- ↑ /ɔː/ is not distinguished from /ɒ/ (except before /r/) in dialects with the cot–caught merger such as some varieties of GenAm.
- ↑ 17.0 17.1 17.2 /ɔər/ is not distinguished from /ɔr/ in dialects with the horse–hoarse merger, which include most dialects of modern English.
- ↑ 18.0 18.1 18.2 /ʊər/ is not distinguished from /ɔr/ in dialects with the pour–poor merger, including many younger speakers.
- ↑ Commonly transcribed /əʊ/ or /oː/.

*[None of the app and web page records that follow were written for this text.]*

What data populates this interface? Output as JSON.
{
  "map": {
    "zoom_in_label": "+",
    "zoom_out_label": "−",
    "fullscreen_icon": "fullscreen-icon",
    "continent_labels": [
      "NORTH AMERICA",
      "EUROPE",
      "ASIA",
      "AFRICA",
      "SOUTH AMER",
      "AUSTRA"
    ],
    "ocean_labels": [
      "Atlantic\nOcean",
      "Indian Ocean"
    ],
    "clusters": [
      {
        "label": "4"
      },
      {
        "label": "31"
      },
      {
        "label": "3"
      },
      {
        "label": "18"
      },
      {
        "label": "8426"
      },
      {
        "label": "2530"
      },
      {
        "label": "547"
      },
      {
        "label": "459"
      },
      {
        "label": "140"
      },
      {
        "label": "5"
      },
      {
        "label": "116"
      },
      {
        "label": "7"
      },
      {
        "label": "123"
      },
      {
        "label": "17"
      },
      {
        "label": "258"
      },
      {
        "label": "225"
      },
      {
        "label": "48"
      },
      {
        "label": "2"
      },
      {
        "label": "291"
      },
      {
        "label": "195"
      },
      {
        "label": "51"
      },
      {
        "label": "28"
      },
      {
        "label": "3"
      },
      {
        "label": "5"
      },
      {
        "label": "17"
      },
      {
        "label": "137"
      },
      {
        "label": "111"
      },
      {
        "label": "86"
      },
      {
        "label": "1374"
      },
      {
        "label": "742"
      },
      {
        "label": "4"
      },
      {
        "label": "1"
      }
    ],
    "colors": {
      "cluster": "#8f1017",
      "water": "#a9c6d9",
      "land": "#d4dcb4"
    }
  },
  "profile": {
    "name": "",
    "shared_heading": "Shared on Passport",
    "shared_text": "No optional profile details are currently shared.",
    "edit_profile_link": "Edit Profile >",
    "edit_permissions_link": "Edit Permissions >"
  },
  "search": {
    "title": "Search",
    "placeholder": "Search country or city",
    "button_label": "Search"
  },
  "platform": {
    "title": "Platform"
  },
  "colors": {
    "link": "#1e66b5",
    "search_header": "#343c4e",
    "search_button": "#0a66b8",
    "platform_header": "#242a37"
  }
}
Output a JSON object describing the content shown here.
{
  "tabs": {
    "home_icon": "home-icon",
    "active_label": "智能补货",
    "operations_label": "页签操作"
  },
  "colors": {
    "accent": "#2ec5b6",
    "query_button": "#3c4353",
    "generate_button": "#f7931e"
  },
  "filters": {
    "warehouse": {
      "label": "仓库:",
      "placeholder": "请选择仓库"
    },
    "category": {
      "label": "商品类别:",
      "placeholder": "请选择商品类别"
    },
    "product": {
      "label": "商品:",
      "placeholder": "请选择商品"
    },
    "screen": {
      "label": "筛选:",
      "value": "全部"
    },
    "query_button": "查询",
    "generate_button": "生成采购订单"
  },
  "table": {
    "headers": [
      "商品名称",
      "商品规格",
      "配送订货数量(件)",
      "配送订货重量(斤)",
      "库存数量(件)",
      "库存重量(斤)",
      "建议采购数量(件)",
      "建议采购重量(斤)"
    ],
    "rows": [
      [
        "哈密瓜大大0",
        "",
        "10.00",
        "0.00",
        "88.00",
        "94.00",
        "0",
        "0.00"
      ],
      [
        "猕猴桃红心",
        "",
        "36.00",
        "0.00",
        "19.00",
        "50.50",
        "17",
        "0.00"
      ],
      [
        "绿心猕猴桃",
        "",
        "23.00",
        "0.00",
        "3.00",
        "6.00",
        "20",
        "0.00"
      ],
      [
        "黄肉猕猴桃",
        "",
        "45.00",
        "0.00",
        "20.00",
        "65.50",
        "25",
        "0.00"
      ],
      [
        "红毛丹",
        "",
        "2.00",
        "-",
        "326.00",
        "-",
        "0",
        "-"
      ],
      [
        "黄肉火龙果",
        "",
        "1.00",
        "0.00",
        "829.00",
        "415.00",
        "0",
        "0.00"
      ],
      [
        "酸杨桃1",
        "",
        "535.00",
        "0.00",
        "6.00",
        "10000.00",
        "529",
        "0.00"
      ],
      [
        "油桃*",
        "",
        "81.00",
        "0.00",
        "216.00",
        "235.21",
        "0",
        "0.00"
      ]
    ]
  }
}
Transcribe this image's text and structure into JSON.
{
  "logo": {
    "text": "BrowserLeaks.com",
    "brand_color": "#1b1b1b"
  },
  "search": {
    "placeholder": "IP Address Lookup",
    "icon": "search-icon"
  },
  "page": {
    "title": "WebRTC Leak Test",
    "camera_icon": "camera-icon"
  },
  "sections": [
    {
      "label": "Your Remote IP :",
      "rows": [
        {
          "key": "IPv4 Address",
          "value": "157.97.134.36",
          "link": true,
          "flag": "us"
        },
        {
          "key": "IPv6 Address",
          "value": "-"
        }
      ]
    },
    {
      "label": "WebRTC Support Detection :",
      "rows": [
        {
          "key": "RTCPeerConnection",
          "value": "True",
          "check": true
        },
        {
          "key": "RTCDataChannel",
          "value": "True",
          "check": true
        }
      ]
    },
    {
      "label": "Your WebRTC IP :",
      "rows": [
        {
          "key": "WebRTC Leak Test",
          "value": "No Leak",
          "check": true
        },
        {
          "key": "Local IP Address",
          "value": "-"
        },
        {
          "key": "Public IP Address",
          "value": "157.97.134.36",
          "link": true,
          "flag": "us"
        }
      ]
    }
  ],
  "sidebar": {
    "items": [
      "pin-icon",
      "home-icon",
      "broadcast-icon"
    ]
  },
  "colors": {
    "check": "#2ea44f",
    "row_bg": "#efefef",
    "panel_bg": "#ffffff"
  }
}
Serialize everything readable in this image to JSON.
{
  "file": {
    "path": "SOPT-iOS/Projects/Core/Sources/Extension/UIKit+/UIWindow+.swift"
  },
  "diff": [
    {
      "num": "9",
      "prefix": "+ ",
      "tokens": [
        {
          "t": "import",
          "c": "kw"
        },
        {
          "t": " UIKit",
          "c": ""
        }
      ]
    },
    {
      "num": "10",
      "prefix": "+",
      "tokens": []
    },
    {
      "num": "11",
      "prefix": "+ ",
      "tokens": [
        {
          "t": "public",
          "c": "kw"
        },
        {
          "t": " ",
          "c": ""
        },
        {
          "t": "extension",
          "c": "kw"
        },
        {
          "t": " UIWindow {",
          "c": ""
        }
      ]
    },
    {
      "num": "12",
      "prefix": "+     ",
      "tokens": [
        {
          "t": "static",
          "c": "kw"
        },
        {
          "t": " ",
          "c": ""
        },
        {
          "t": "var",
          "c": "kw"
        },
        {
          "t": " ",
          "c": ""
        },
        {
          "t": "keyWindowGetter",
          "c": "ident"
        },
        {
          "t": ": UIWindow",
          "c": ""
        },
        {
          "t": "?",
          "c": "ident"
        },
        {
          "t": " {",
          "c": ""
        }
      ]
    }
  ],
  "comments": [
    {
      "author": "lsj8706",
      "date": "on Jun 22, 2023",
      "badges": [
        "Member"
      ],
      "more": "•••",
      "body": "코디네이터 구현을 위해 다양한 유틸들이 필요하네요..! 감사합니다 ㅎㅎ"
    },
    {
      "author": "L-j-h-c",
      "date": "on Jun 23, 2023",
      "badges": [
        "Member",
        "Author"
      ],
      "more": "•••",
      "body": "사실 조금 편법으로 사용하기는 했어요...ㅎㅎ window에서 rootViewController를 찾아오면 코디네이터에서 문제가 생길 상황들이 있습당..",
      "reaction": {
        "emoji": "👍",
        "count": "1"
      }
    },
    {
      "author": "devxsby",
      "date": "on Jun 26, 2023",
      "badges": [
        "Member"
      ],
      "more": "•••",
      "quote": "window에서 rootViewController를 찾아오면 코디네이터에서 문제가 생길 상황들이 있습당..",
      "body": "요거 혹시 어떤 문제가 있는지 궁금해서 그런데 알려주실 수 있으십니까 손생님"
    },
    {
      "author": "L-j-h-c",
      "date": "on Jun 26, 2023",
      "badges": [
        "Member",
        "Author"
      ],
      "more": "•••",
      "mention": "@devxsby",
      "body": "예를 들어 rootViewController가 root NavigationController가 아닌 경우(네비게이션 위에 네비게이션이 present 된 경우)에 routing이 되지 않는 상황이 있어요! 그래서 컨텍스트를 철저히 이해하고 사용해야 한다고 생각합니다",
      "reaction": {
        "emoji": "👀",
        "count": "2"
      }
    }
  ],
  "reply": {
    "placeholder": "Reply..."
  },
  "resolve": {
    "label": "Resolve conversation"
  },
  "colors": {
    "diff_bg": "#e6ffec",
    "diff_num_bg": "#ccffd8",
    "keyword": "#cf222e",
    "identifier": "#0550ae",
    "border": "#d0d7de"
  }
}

- ↑ In dialects with yod dropping, /juː/ is pronounced the same as /uː/ after coronal consonants (/t/, /d/, /s/, /z/, /n/, /θ/, and /l/) in the same syllable, so that dew /djuː/ is pronounced the same as do /duː/. In dialects with yod coalescence, /tj/, /dj/, /sj/ and /zj/ are pronounced /tʃ/, /dʒ/, /ʃ/ and /ʒ/, so that the first syllable in Tuesday is pronounced the same as choose.
- ↑ This phoneme is not used in the northern half of England, some bordering parts of Wales, and some broad eastern Ireland accents. These words would take the ʊ vowel: there is no foot–strut split.
- ↑ Pronounced [ə] in Australian and many US dialects, and [ɪ] in Received Pronunciation. Many speakers freely alternate between a reduced [ɪ̈] and a reduced [ə]. Many phoneticians (vd. Olive & Greenwood 1993:322) and the OED use the pseudo-IPA symbol თარგი:Angle bracket , and Merriam–Webster uses თარგი:Angle bracket.
- ↑ Pronounced [ə] in many dialects, and [ɵw] or [əw] before another vowel, as in cooperate. Sometimes pronounced as a full /oʊ/, especially in careful speech. (Bolinger 1989) Usually transcribed as /ə(ʊ)/ (or similar ways of showing variation between /oʊ/ and /ə/) in British dictionaries.
- ↑ Pronounced [ʊ] in many dialects, [ə] in others. Many speakers freely alternate between a reduced [ʊ̈] and a reduced [ə]. The OED uses the pseudo-IPA symbol თარგი:Angle bracket .
- ↑ Pronounced [iː] in dialects with the happy tensing, [ɪ] in other dialects. British convention used to transcribe it with თარგი:Angle bracket, but the OED and other influential dictionaries recently converted to თარგი:Angle bracket.
- ↑ It is arguable that there is no phonemic distinction in English between primary and secondary stress (vd. Ladefoged 1993), but it is conventional to notate them as here.
- ↑ Full vowels following a stressed syllable, such as the ship in battleship, are marked with secondary stress in some dictionaries (Merriam-Webster), but not in others (the OED). Such syllables are not actually stressed.
- ↑ Syllables are indicated sparingly, where necessary to avoid confusion, for example to break up sequences of vowels (moai) or consonant clusters which an English speaker might misread as a digraph (Vancouveria, Windhoek).
Several dictionaries, such as the OED, do not indicate stress for words of one syllable. Thus hire /ˈhaɪər/ is transcribed თარგი:Angbr, without a stress mark, contrasting with higher /ˈhaɪ.ər/, which is transcribed თარგი:Angbr, without a syllable mark.